AIM OF THE TASK: Faithfully repeat each entry below, minus the pictures.

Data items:

=== Section Start ===

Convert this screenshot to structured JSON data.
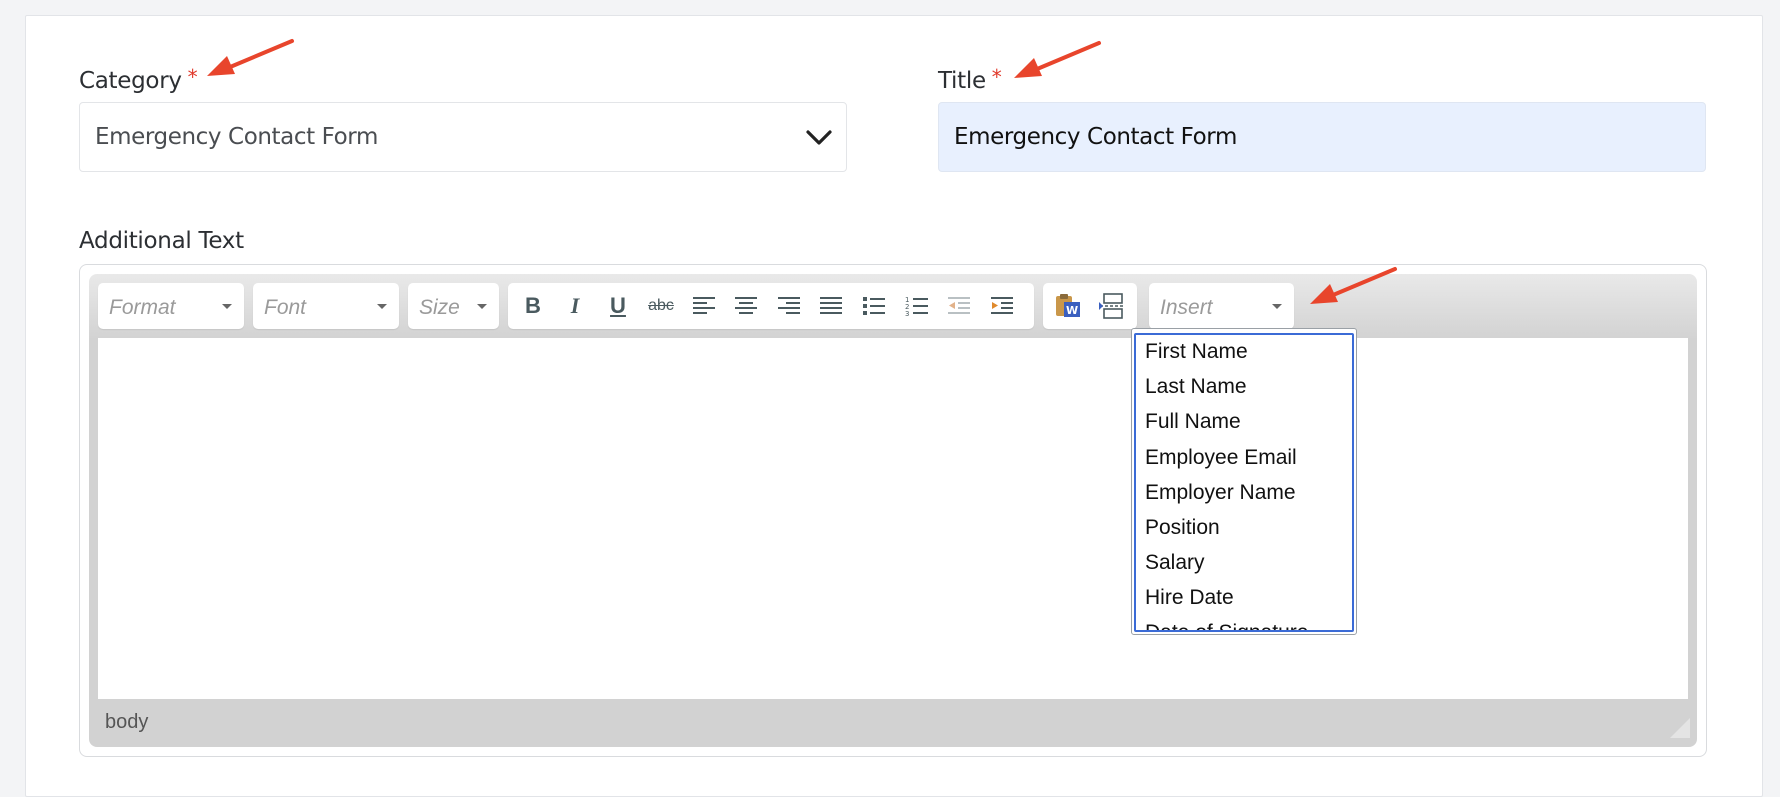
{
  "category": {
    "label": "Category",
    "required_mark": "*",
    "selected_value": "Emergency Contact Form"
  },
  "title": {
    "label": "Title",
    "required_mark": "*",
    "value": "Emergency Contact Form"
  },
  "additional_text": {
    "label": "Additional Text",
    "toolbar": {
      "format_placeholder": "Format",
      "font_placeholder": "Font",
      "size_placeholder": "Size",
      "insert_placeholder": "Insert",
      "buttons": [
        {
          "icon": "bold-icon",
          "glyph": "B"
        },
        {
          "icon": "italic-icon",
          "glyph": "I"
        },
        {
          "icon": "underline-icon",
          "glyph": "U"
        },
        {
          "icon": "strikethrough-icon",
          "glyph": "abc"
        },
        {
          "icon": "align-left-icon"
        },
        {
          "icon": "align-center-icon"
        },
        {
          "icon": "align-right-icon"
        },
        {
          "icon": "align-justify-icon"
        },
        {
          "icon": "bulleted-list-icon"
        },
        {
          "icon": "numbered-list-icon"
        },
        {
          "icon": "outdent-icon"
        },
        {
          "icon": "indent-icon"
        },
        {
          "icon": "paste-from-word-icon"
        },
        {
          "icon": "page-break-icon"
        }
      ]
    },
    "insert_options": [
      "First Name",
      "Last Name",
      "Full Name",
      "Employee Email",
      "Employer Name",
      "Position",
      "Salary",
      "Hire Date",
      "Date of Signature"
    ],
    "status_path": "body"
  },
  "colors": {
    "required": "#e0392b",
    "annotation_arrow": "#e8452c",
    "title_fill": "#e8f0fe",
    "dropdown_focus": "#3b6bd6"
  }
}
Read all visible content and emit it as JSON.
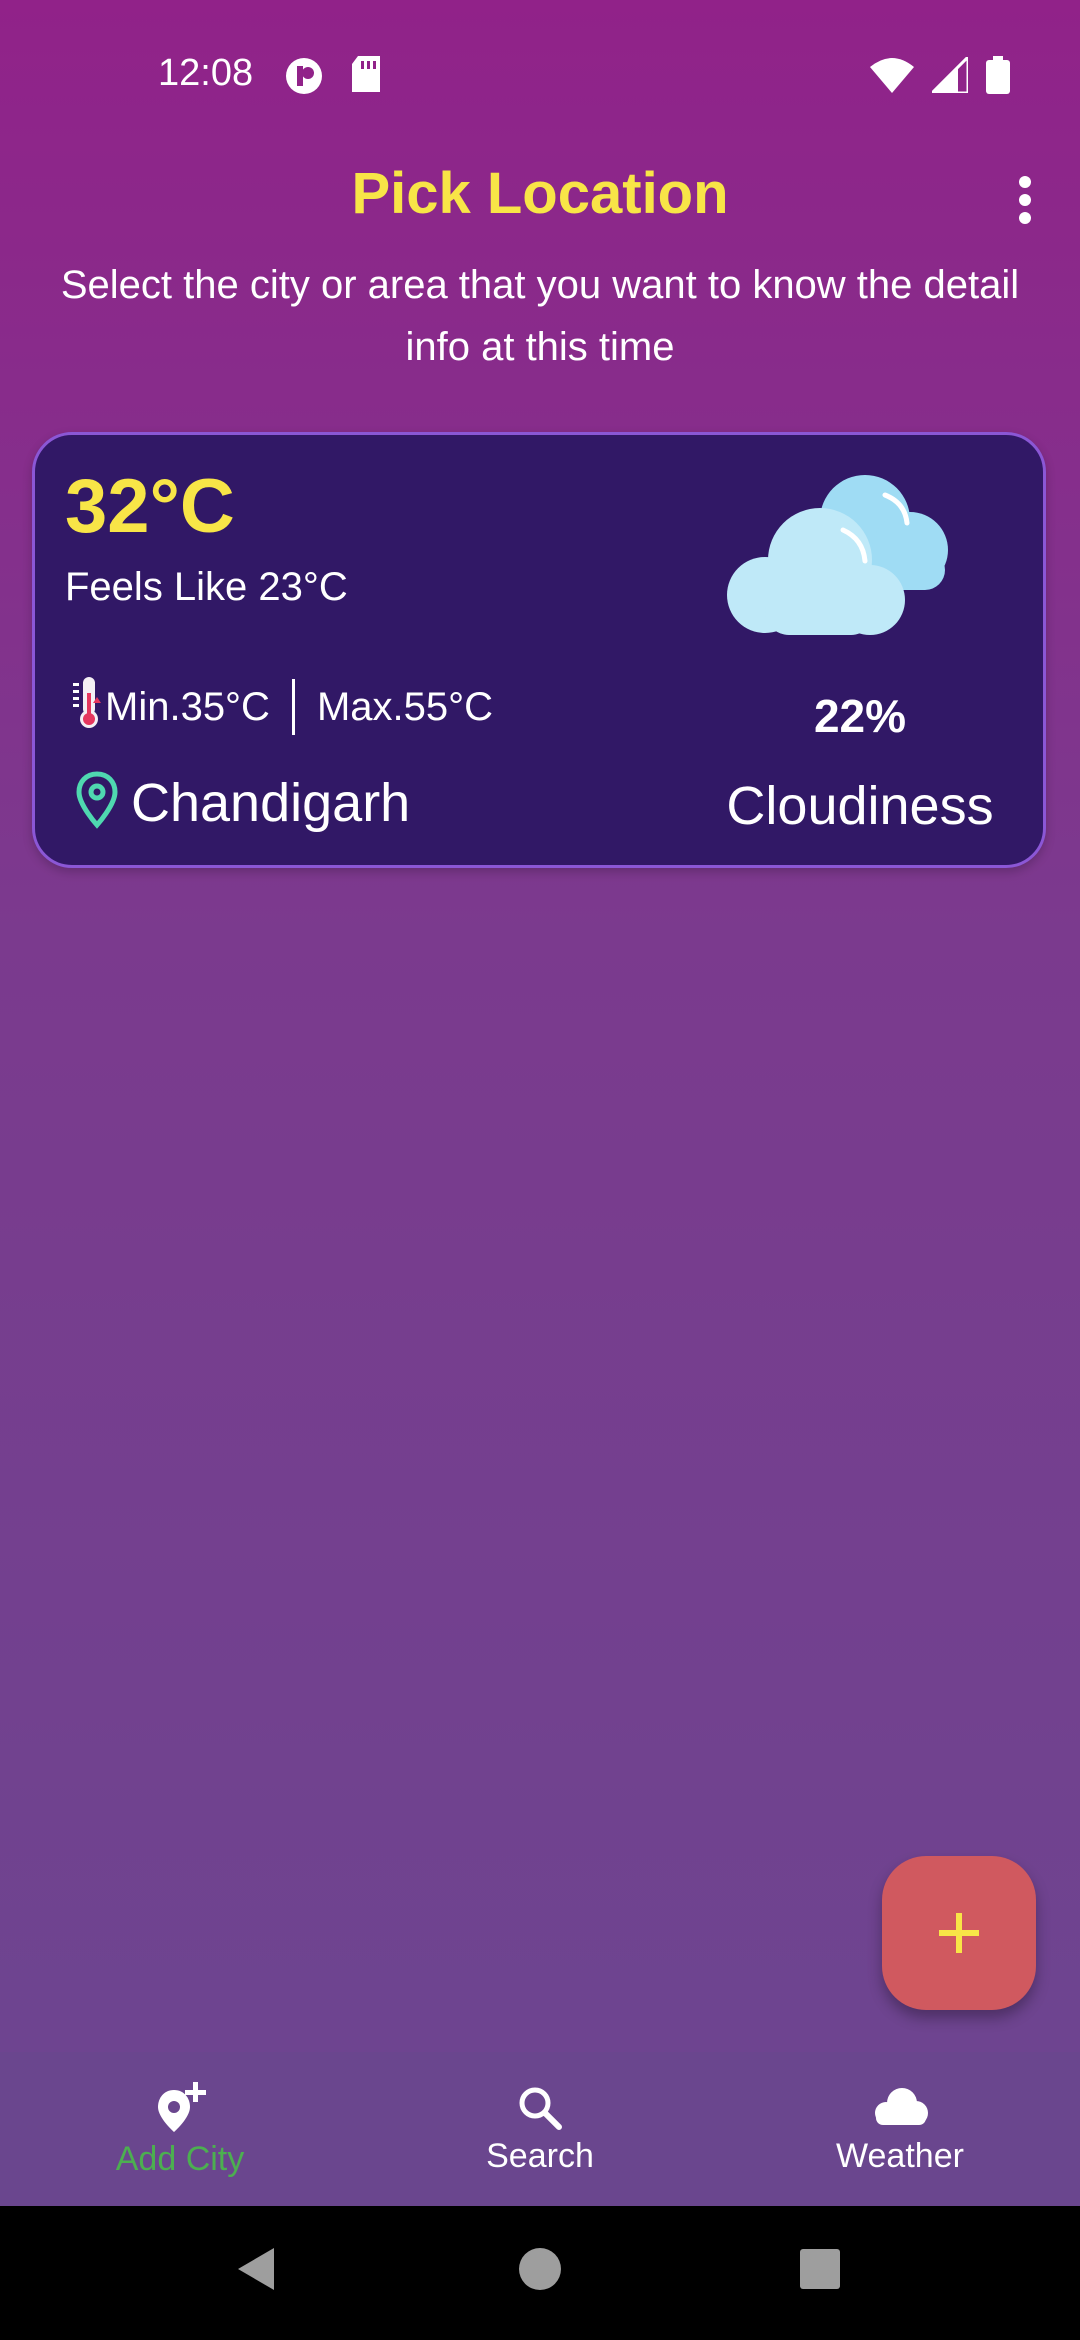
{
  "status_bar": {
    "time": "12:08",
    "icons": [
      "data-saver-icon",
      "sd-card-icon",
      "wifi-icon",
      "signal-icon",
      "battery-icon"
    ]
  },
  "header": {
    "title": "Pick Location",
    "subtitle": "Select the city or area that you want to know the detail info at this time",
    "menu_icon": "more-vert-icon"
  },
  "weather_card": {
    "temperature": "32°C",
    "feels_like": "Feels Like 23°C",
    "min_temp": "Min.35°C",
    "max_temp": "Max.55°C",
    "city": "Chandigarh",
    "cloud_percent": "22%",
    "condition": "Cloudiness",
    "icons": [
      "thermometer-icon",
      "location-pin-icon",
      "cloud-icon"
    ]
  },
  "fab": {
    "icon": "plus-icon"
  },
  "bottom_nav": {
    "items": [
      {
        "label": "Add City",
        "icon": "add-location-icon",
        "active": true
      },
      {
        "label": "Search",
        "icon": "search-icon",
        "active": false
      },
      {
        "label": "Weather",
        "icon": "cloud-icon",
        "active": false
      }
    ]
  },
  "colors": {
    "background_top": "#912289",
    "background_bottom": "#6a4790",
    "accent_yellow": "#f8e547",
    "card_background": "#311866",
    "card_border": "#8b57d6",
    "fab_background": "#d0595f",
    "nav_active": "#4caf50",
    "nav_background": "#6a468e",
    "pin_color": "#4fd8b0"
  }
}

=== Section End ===

RESULT OF THIS EXERCISE:
Convert this screenshot to structured JSON data.
{
  "category": {
    "label": "Category",
    "required_mark": "*",
    "selected_value": "Emergency Contact Form"
  },
  "title": {
    "label": "Title",
    "required_mark": "*",
    "value": "Emergency Contact Form"
  },
  "additional_text": {
    "label": "Additional Text",
    "toolbar": {
      "format_placeholder": "Format",
      "font_placeholder": "Font",
      "size_placeholder": "Size",
      "insert_placeholder": "Insert",
      "buttons": [
        {
          "icon": "bold-icon",
          "glyph": "B"
        },
        {
          "icon": "italic-icon",
          "glyph": "I"
        },
        {
          "icon": "underline-icon",
          "glyph": "U"
        },
        {
          "icon": "strikethrough-icon",
          "glyph": "abc"
        },
        {
          "icon": "align-left-icon"
        },
        {
          "icon": "align-center-icon"
        },
        {
          "icon": "align-right-icon"
        },
        {
          "icon": "align-justify-icon"
        },
        {
          "icon": "bulleted-list-icon"
        },
        {
          "icon": "numbered-list-icon"
        },
        {
          "icon": "outdent-icon"
        },
        {
          "icon": "indent-icon"
        },
        {
          "icon": "paste-from-word-icon"
        },
        {
          "icon": "page-break-icon"
        }
      ]
    },
    "insert_options": [
      "First Name",
      "Last Name",
      "Full Name",
      "Employee Email",
      "Employer Name",
      "Position",
      "Salary",
      "Hire Date",
      "Date of Signature"
    ],
    "status_path": "body"
  },
  "colors": {
    "required": "#e0392b",
    "annotation_arrow": "#e8452c",
    "title_fill": "#e8f0fe",
    "dropdown_focus": "#3b6bd6"
  }
}
Read all visible content and emit it as JSON.
{
  "status_bar": {
    "time": "12:08",
    "icons": [
      "data-saver-icon",
      "sd-card-icon",
      "wifi-icon",
      "signal-icon",
      "battery-icon"
    ]
  },
  "header": {
    "title": "Pick Location",
    "subtitle": "Select the city or area that you want to know the detail info at this time",
    "menu_icon": "more-vert-icon"
  },
  "weather_card": {
    "temperature": "32°C",
    "feels_like": "Feels Like 23°C",
    "min_temp": "Min.35°C",
    "max_temp": "Max.55°C",
    "city": "Chandigarh",
    "cloud_percent": "22%",
    "condition": "Cloudiness",
    "icons": [
      "thermometer-icon",
      "location-pin-icon",
      "cloud-icon"
    ]
  },
  "fab": {
    "icon": "plus-icon"
  },
  "bottom_nav": {
    "items": [
      {
        "label": "Add City",
        "icon": "add-location-icon",
        "active": true
      },
      {
        "label": "Search",
        "icon": "search-icon",
        "active": false
      },
      {
        "label": "Weather",
        "icon": "cloud-icon",
        "active": false
      }
    ]
  },
  "colors": {
    "background_top": "#912289",
    "background_bottom": "#6a4790",
    "accent_yellow": "#f8e547",
    "card_background": "#311866",
    "card_border": "#8b57d6",
    "fab_background": "#d0595f",
    "nav_active": "#4caf50",
    "nav_background": "#6a468e",
    "pin_color": "#4fd8b0"
  }
}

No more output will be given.